Proactive Steps to Guide You Through the Trade Wars

The Trade Wars have been on everyone’s mind ever since President Trump said that a 10% tariff on $300 billion worth of goods would go into effect on Sept 1. The constant discussion of tariffs, changing trade policy and an overall environment of uncertainty are leading many companies to take a “wait and see” approach to investment and expansion. Uncertainty over tariff amounts, origin, timing and related retaliation persists.

As a result, many companies are hesitant to commit to large investments or expansion plans unless they can be certain they’ll see a long-term payoff. Whether these companies need to change their supply chain strategy, find alternative sourcing or re-source materials, they don’t feel confident implementing these initiatives without more evidence of stability in trade policy.

Although the next round of tariffs may be out of your control, you can be proactive in preparing for changing trade policies by considering these steps to weather the storm:

Consider a complete customs solution for your business

Charter Brokerage is a leading global trade services customs broker company providing complete customs, import, export, drawback and related services. As a customs broker, Charter provides prompt and efficient import and export clearance of merchandise. Charter is the premier duty drawback services company in the United States, with more claims filed than any other drawback professional.

Consider free-trade zone opportunities
Too often, manufacturers overlook available opportunities provided by free-trade zones. The free-trade zone option allows companies to develop a product and then export it to a U.S. customs territory or foreign destination, potentially bypassing any tariffs on the product.

Establish a dedicated trade and customs compliance group
Consider forming a trade compliance group with clear governance. Charge this group with developing strong “what-if” capabilities to understand the impact of various tariff and trade scenarios, including inventory and supply chain strategies, sourcing alternatives and modeling multiple data sources.

Take advantage of exclusion processes
When granted, exclusions apply retroactively to the date a tariff became effective. The Commerce Department reviews exclusion requests for Section 232 Steel and Aluminum tariffs, while the United States Trade Representative (USTR) provides a mechanism to request exclusions for Section 301 (China) tariffs. The Commerce Department has shown a willingness to provide exemptions in certain cases, particularly since March when the tariffs of 25 percent on steel and 10 percent on aluminum went into effect, making it all the more important for manufacturers to evaluate opportunities for exclusions. 

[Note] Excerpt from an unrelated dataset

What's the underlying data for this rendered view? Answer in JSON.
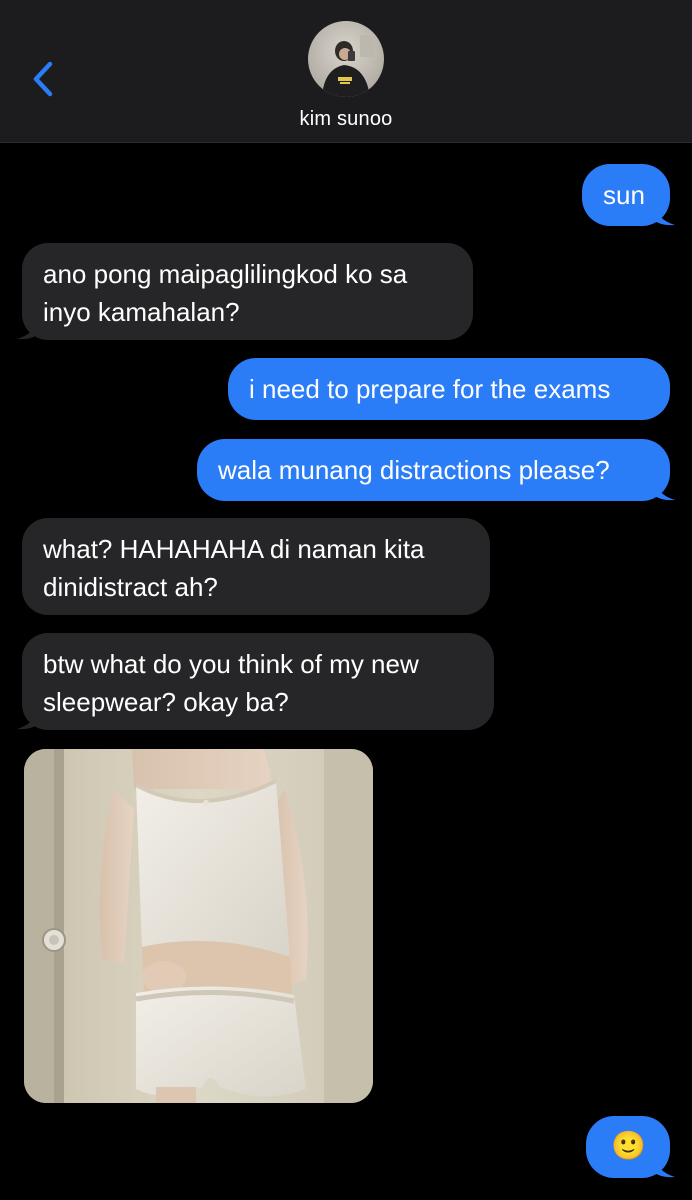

Assess imported product classifications
Each product’s classification dictates whether or not it is included in the tariff order. Whether there is an accidental misclassification, an intentional misclassification by the overseas seller or a product that falls within a gray area, an audit of the classifications of imported goods will help manufacturers elude surprises and potential liabilities – and could even result in the avoidance of higher tariffs.

Import sooner rather than later 
Manufacturers with source material subject to the 10 percent tariff may want to procure more before the tariff leaps to 25 percent.

Time will tell the extent to which new tariffs and trade policy will impact US companies. Regardless of today’s uncertainty, you should take steps now to prepare and protect your business interests amid the shifting trade environment. Call Charter Brokerage today to learn how we can help.